The Stanford Center for Clinical Research (SCCR) is the “operational engine” that enables many faculty throughout Stanford to drive robust clinical research enterprises.
As faculty members are being considered for promotion, they compile their CVs, including their publications and lists of professional activities, to paint a holistic picture of their academic achievements.
Caring for our community
Loto Reed, associate coordinator in the division of primary care and population health, went into her annual review armed with an idea: a staff community service program to build motivation and togetherness in the division.
The topic is daunting, even unbelievable in our world, and the complexities that surround it are hard to grasp. How do you teach girls aged 12 to 14 to fight off a sexual assault — in Kenya — in slums where regular meals and clean water are not assured? Moreover, almost as important, how can you know whether the lessons actually worked?…
Physicians on a committee that recommends prices for health care services under Medicare are biased toward their own specialties, resulting in proposals that could generate more income for their own practices, according to research by Stanford Health Policy’s David Chan, MD, PhD.
“Global climate change has direct effects on our health, and in my field one direct effect is allergy,” says Kari Nadeau, MD, PhD, professor of medicine and pediatrics (and, by courtesy, otolaryngology).
The Chan Zuckerberg Biohub Initiative springs from a basic goal: “to make fundamental discoveries and develop new technologies that will enable doctors to cure, prevent, or manage all diseases during our children’s lifetime.”…
Not long ago, new patients at the gastroenterology and hepatology (GI) division would sometimes wait for months for a non-urgent appointment. They were well cared for once they got in, but the clinic space in Palo Alto was small, the huge enterprise was overwhelming and intimidating, and parking was nightmarish.
“I hold out hope that artificial intelligence and machine-learning algorithms will transform our experience, particularly if natural-language processing and video technology allow us to capture what is actually said and done in the exam room,” writes Abraham Verghese, MD.
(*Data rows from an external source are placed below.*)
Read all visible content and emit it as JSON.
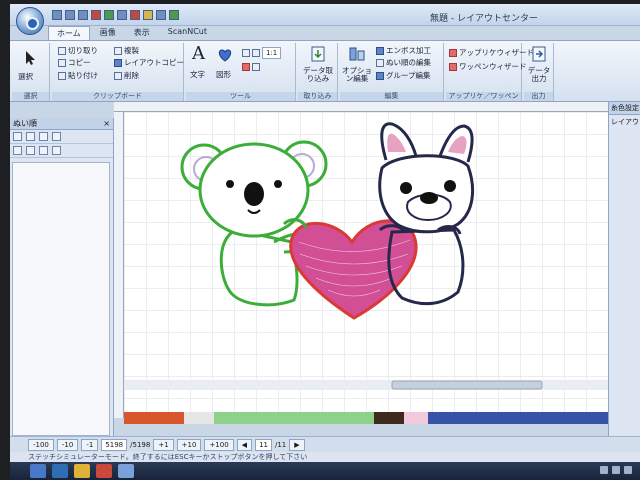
{
  "window": {
    "title": "無題 - レイアウトセンター"
  },
  "tabs": [
    {
      "label": "ホーム",
      "active": true
    },
    {
      "label": "画像",
      "active": false
    },
    {
      "label": "表示",
      "active": false
    },
    {
      "label": "ScanNCut",
      "active": false
    }
  ],
  "ribbon": {
    "select": {
      "label": "選択",
      "group": "選択"
    },
    "clipboard": {
      "group": "クリップボード",
      "cut": "切り取り",
      "copy": "コピー",
      "paste": "貼り付け",
      "duplicate": "複製",
      "layout_copy": "レイアウトコピー",
      "delete": "削除"
    },
    "tools": {
      "group": "ツール",
      "text": "文字",
      "shape": "図形",
      "zoom_value": "1:1"
    },
    "import": {
      "group": "取り込み",
      "label": "データ取り込み"
    },
    "edit": {
      "group": "編集",
      "option": "オプション編集",
      "emboss": "エンボス加工",
      "sew_order": "ぬい順の編集",
      "group_edit": "グループ編集"
    },
    "applique": {
      "group": "アップリケ／ワッペン",
      "applique_wizard": "アップリケウィザード",
      "patch_wizard": "ワッペンウィザード"
    },
    "output": {
      "group": "出力",
      "label": "データ出力"
    }
  },
  "left_panel": {
    "title": "ぬい順",
    "close": "×"
  },
  "right_panel": {
    "title": "糸色設定",
    "item": "レイアウト"
  },
  "design": {
    "koala_color": "#3dad3a",
    "koala_inner_color": "#b8a9d8",
    "heart_color": "#d93a33",
    "heart_fill_color": "#d24f95",
    "dog_color": "#26284a",
    "dog_ear_color": "#e6a2c1",
    "eye_color": "#111111"
  },
  "color_bar": [
    {
      "color": "#d7562e",
      "width": 60
    },
    {
      "color": "#e6e6e6",
      "width": 30
    },
    {
      "color": "#8fd08a",
      "width": 160
    },
    {
      "color": "#3e2b1e",
      "width": 30
    },
    {
      "color": "#f3c9dc",
      "width": 24
    },
    {
      "color": "#3653a8",
      "width": 180
    }
  ],
  "bottom_bar": {
    "b1": "-100",
    "b2": "-10",
    "b3": "-1",
    "stitch": "5198",
    "stitch_total": "/5198",
    "b4": "+1",
    "b5": "+10",
    "b6": "+100",
    "color_index": "11",
    "color_total": "/11"
  },
  "status": "ステッチシミュレーターモード。終了するにはESCキーかストップボタンを押して下さい"
}
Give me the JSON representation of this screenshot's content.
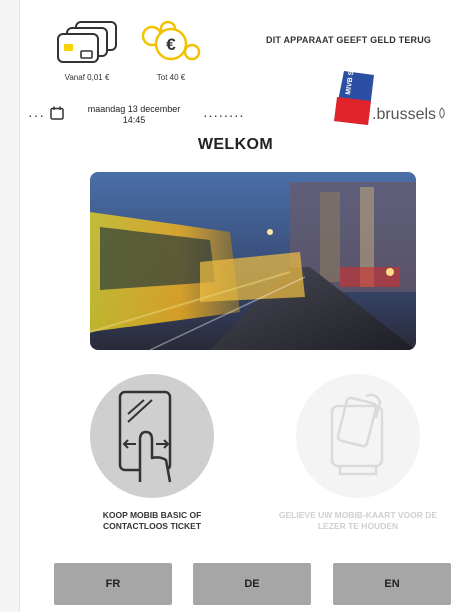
{
  "header": {
    "card_caption": "Vanaf 0,01 €",
    "coin_caption": "Tot 40 €",
    "coin_symbol": "€",
    "change_notice": "DIT APPARAAT GEEFT GELD TERUG"
  },
  "datetime": {
    "date": "maandag 13 december",
    "time": "14:45"
  },
  "logo": {
    "stib_text": "MIVB STIB",
    "brussels_text": ".brussels"
  },
  "title": "WELKOM",
  "options": [
    {
      "label": "KOOP MOBIB BASIC OF CONTACTLOOS TICKET",
      "enabled": true
    },
    {
      "label": "GELIEVE UW MOBIB-KAART VOOR DE LEZER TE HOUDEN",
      "enabled": false
    }
  ],
  "languages": [
    "FR",
    "DE",
    "EN"
  ],
  "colors": {
    "coin_yellow": "#f2c200",
    "card_chip": "#f5d400",
    "stib_red": "#e0242c",
    "stib_blue": "#2b4fa3",
    "button_gray": "#a6a6a6",
    "circle_active": "#cfcfcf",
    "circle_disabled": "#f4f4f4"
  }
}
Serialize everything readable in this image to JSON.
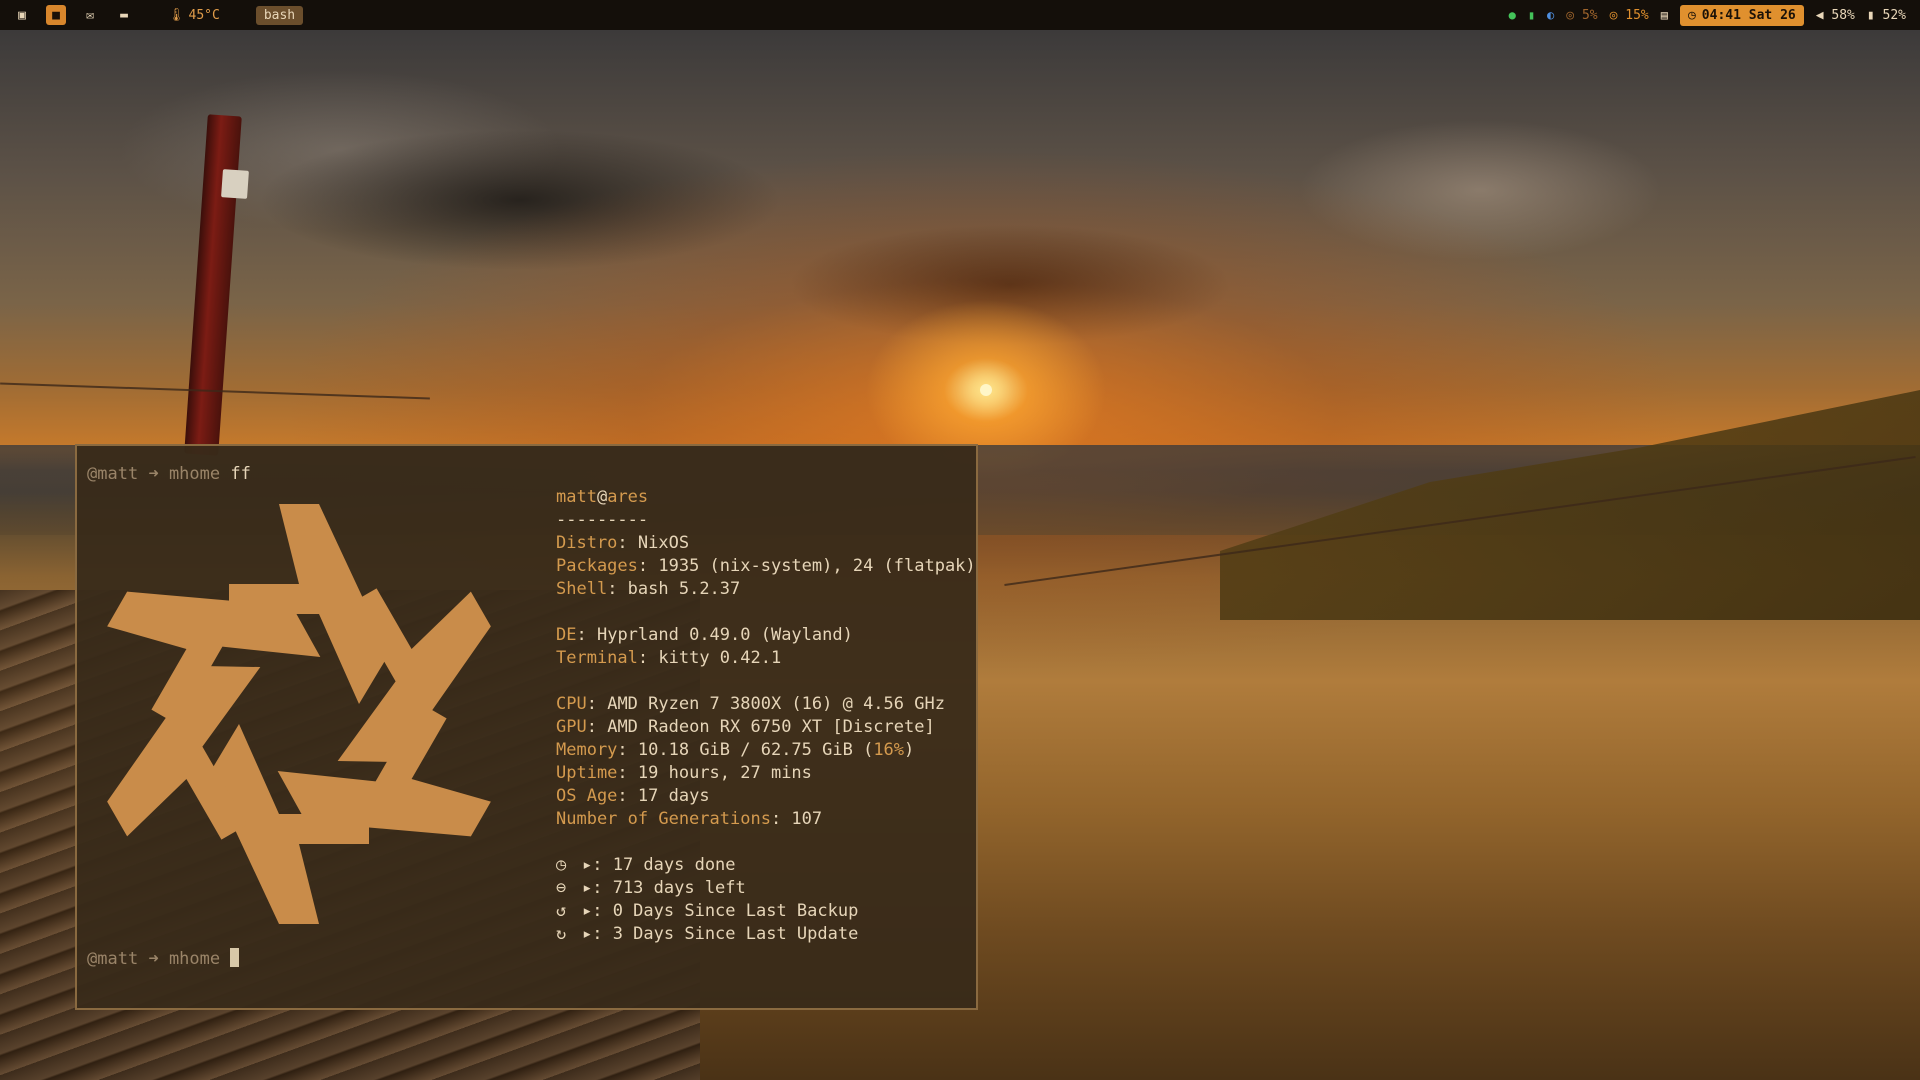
{
  "topbar": {
    "workspaces": [
      {
        "icon": "terminal-icon",
        "glyph": "▣",
        "active": false
      },
      {
        "icon": "folder-icon",
        "glyph": "■",
        "active": true
      },
      {
        "icon": "mail-icon",
        "glyph": "✉",
        "active": false
      },
      {
        "icon": "files-icon",
        "glyph": "▬",
        "active": false
      }
    ],
    "temperature": "45°C",
    "active_window": "bash",
    "cpu": "5%",
    "memory": "15%",
    "clock": "04:41 Sat 26",
    "volume": "58%",
    "mic": "52%"
  },
  "terminal": {
    "prompt_user": "@matt",
    "prompt_arrow": "➜",
    "prompt_dir": "mhome",
    "command": "ff",
    "logo_color": "#c98c4a",
    "info": {
      "user": "matt",
      "at": "@",
      "host": "ares",
      "separator": "---------",
      "rows": [
        {
          "key": "Distro",
          "value": "NixOS"
        },
        {
          "key": "Packages",
          "value": "1935 (nix-system), 24 (flatpak)"
        },
        {
          "key": "Shell",
          "value": "bash 5.2.37"
        },
        {
          "key": "",
          "value": ""
        },
        {
          "key": "DE",
          "value": "Hyprland 0.49.0 (Wayland)"
        },
        {
          "key": "Terminal",
          "value": "kitty 0.42.1"
        },
        {
          "key": "",
          "value": ""
        },
        {
          "key": "CPU",
          "value": "AMD Ryzen 7 3800X (16) @ 4.56 GHz"
        },
        {
          "key": "GPU",
          "value": "AMD Radeon RX 6750 XT [Discrete]"
        },
        {
          "key": "Memory",
          "value_before": "10.18 GiB / 62.75 GiB (",
          "value_hl": "16%",
          "value_after": ")"
        },
        {
          "key": "Uptime",
          "value": "19 hours, 27 mins"
        },
        {
          "key": "OS Age",
          "value": "17 days"
        },
        {
          "key": "Number of Generations",
          "value": "107"
        }
      ],
      "custom": [
        {
          "icon": "clock-icon",
          "glyph": "◷",
          "text": "▸: 17 days done"
        },
        {
          "icon": "minus-circle-icon",
          "glyph": "⊖",
          "text": "▸: 713 days left"
        },
        {
          "icon": "backup-icon",
          "glyph": "↺",
          "text": "▸: 0 Days Since Last Backup"
        },
        {
          "icon": "update-icon",
          "glyph": "↻",
          "text": "▸: 3 Days Since Last Update"
        }
      ]
    }
  }
}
Several years ago, Mark Musen, MD, PhD, wrote: “The ultimate Big Data challenge lies not in the data, but in the metadata — the machine-readable descriptions that provide data about the data. It is not enough to simply put data online; data are not usable until they can be ‘explained’ in a manner that both humans and computers can process.”…
Department of Medicine in Numbers
- 15 Divisions
- 606 Faculty (107 University Tenured and Nontenured Line, 116 Medical Center Line, 330 Clinical Educators, 38 Instructors, 15 Emeritus)
- 30 Endowed Professors
- 920 Staff & Research Associates (586 Staff, 99 Research Associates, 235 Temporary Staff)
- 475 Trainees (136 Residents, 160 MD Fellows, 179 Post-docs)
- $125.7M Sponsored Research ($79.4 million in federal grants, $32.9 million in non-federal grants, $23.4 million in clinical grants)
- 556 Grants (4 Program Projects, 70 R-01s, 32 Ks, 21 Us, 14 Training, 36 other Federal Awards, 379 Non-Fed & Clinical Trials)
Justin Annes, MD, PhD
Abraham Verghese, MD
Sang-Ick Chang, MD, MPH
Tamara Dunn, MD
Kate Luenprakansit, MD